What you have to do: Your response is a verbatim copy of the listing, stripped of its images.

.....

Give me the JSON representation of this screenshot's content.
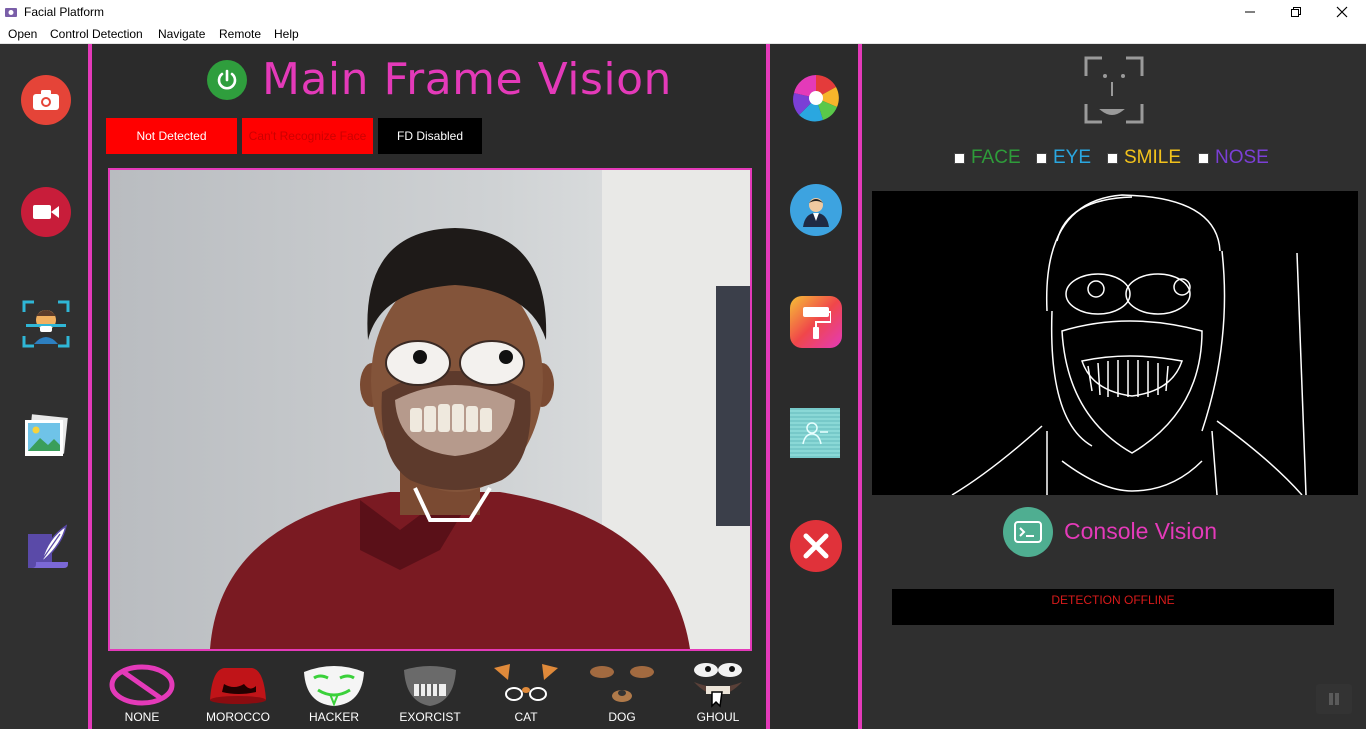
{
  "window": {
    "title": "Facial Platform",
    "controls": [
      "minimize-icon",
      "restore-icon",
      "close-icon"
    ]
  },
  "menu": [
    "Open",
    "Control Detection",
    "Navigate",
    "Remote",
    "Help"
  ],
  "left_sidebar": [
    "camera-icon",
    "video-camera-icon",
    "face-scan-icon",
    "gallery-icon",
    "quill-paper-icon"
  ],
  "main": {
    "title": "Main Frame Vision",
    "status": [
      {
        "text": "Not Detected",
        "bg": "#ff0000",
        "fg": "#ffffff"
      },
      {
        "text": "Can't Recognize Face",
        "bg": "#ff0000",
        "fg": "#cc0000"
      },
      {
        "text": "FD Disabled",
        "bg": "#000000",
        "fg": "#ffffff"
      }
    ],
    "filters": [
      "NONE",
      "MOROCCO",
      "HACKER",
      "EXORCIST",
      "CAT",
      "DOG",
      "GHOUL"
    ]
  },
  "tools": [
    "color-wheel-icon",
    "user-profile-icon",
    "paint-roller-icon",
    "person-glitch-icon",
    "close-circle-icon"
  ],
  "right": {
    "checkboxes": [
      {
        "label": "FACE",
        "color": "#2e9c3a"
      },
      {
        "label": "EYE",
        "color": "#2aa7e0"
      },
      {
        "label": "SMILE",
        "color": "#f2c21b"
      },
      {
        "label": "NOSE",
        "color": "#7b3fd6"
      }
    ],
    "console_title": "Console Vision",
    "detection_status": "DETECTION OFFLINE"
  },
  "colors": {
    "accent": "#e43ab9",
    "panel": "#2b2b2b"
  }
}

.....

Task solution:
Give me the JSON representation of this screenshot's content.
{
  "window": {
    "title": "Facial Platform",
    "controls": [
      "minimize-icon",
      "restore-icon",
      "close-icon"
    ]
  },
  "menu": [
    "Open",
    "Control Detection",
    "Navigate",
    "Remote",
    "Help"
  ],
  "left_sidebar": [
    "camera-icon",
    "video-camera-icon",
    "face-scan-icon",
    "gallery-icon",
    "quill-paper-icon"
  ],
  "main": {
    "title": "Main Frame Vision",
    "status": [
      {
        "text": "Not Detected",
        "bg": "#ff0000",
        "fg": "#ffffff"
      },
      {
        "text": "Can't Recognize Face",
        "bg": "#ff0000",
        "fg": "#cc0000"
      },
      {
        "text": "FD Disabled",
        "bg": "#000000",
        "fg": "#ffffff"
      }
    ],
    "filters": [
      "NONE",
      "MOROCCO",
      "HACKER",
      "EXORCIST",
      "CAT",
      "DOG",
      "GHOUL"
    ]
  },
  "tools": [
    "color-wheel-icon",
    "user-profile-icon",
    "paint-roller-icon",
    "person-glitch-icon",
    "close-circle-icon"
  ],
  "right": {
    "checkboxes": [
      {
        "label": "FACE",
        "color": "#2e9c3a"
      },
      {
        "label": "EYE",
        "color": "#2aa7e0"
      },
      {
        "label": "SMILE",
        "color": "#f2c21b"
      },
      {
        "label": "NOSE",
        "color": "#7b3fd6"
      }
    ],
    "console_title": "Console Vision",
    "detection_status": "DETECTION OFFLINE"
  },
  "colors": {
    "accent": "#e43ab9",
    "panel": "#2b2b2b"
  }
}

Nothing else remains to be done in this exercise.